WASHINGTON—The debate over legislation to curb global warming opened Thursday in the House of Representatives.
The opening salvos came at a hearing before the House Energy and Commerce Committee's energy and air quality panel, which released a draft bill last week that's heavy on developing new fuels but weak on reducing carbon-dioxide emissions, which most scientists think are the leading cause of global warming.
The most controversial feature of the draft measure is the pre-emption of a tough new California law to lower emissions to 1990 levels by 2020.
California, supported by 11 other states with similar laws, has pleaded with the federal Environmental Protection Agency for a Clean Air Act waiver so it can implement its law. The draft legislation would kill California's law, replacing it with a national standard.
Opening statements by subcommittee members Thursday revealed the extent of the divisions on the panel. The sides line up along regional lines more than political ones, with members from states tied to the automobile, oil and coal industries largely aligned against large coastal states with severe air-pollution problems.
The draft legislation, for example, drew praise from Rep. Dennis Hastert, R-Ill, the former House speaker, whose state is rich in coal and corn, used to make ethanol, and from Rep. John Dingell, D-Mich., whose district is Dearborn, the capital of the flagging U.S. auto industry.
Dingell is the powerful chairman of the House Energy and Commerce Committee; Hastert is the senior Republican on the energy and air quality subcommittee.
Hastert said the draft bill "levels the playing field" for alternative fuels that could help make the country less dependent on foreign oil. Dingell called the measure "well balanced" and a "superb starting point."
But other members—led by Rep. Henry Waxman, D-Calif., himself a powerful force on the committee as its second most senior Democrat, behind Dingell—charged that the bill was a gift to the energy industry, especially coal producers, and would do little to curb global warming.
"This doesn't step up to the urgent challenge before us," Waxman said. "It blinks, and then steps back."
The regional divisions were an early frustration to House Speaker Nancy Pelosi, D-Calif. Realizing that Dingell and the Energy Committee were likely to oppose enacting anything like the California law, Pelosi created a separate global-warming panel headed by Rep. Edward Markey, D-Mass.
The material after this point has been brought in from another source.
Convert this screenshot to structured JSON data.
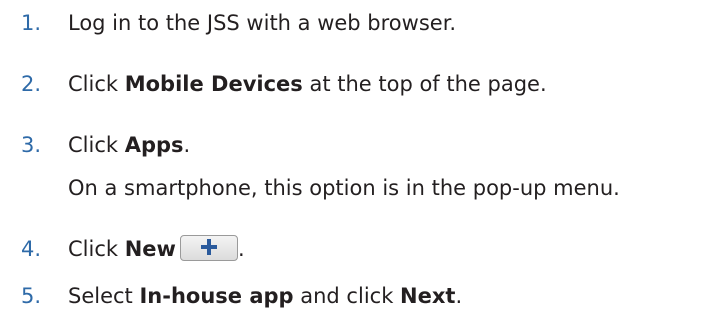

Markey denounced the subcommittee draft Thursday, charging that it "cuts the legs out of the states just as they are beginning to sprint forward" behind California's leadership with tough curbs on greenhouse gas emissions.
"This draft is one I cannot support," Markey said. "It does not reflect the spirit of what I think the country wants to see happen."
Pelosi later issued a statement saying that any legislation affecting California's law or curbing the U.S. Supreme Court's recent ruling that the EPA has the authority to regulate greenhouse gas emissions "will not have my support."
But there may be enough votes to pass such a bill out of the Energy Committee. While Waxman wrote a letter to committee leaders chastising the bill Thursday and 11 other committee Democrats signed it, those 12 critics don't add up to even half the full committee's Democrats, and represent only about a quarter of the 57-member committee.
Committee approval of the bill could present Pelosi with a dilemma.
Even fellow California Democrat Jane Harman, who supports retaining California's law, said she opposed any legislative maneuvering that would constitute an "end run" around the committee, a signal to Pelosi that she wouldn't have Harman's vote for an alternative global-warming package coming out of the Markey panel or the House Rules Committee, which the speaker controls.
The same regional divisions split the Senate, where Sen. Barbara Boxer, D-Calif., heads the Senate Environment and Public Works Committee.
Many industry leaders have coalesced behind an approach that, while far more sweeping than the draft bill in the House, would set a national standard and pre-empt states from enacting anything tougher.
Boxer has said she'll oppose anything that limits the California law. But Sen. Dianne Feinstein, the state's senior Democratic senator, had considered a pre-emption clause in legislation she introduced until prevailed upon by California Gov. Arnold Schwarzenegger and state legislative leaders.
The voting will start Tuesday in the subcommittee. Pelosi has said she'd like global warming legislation to clear the chamber by the July Fourth break.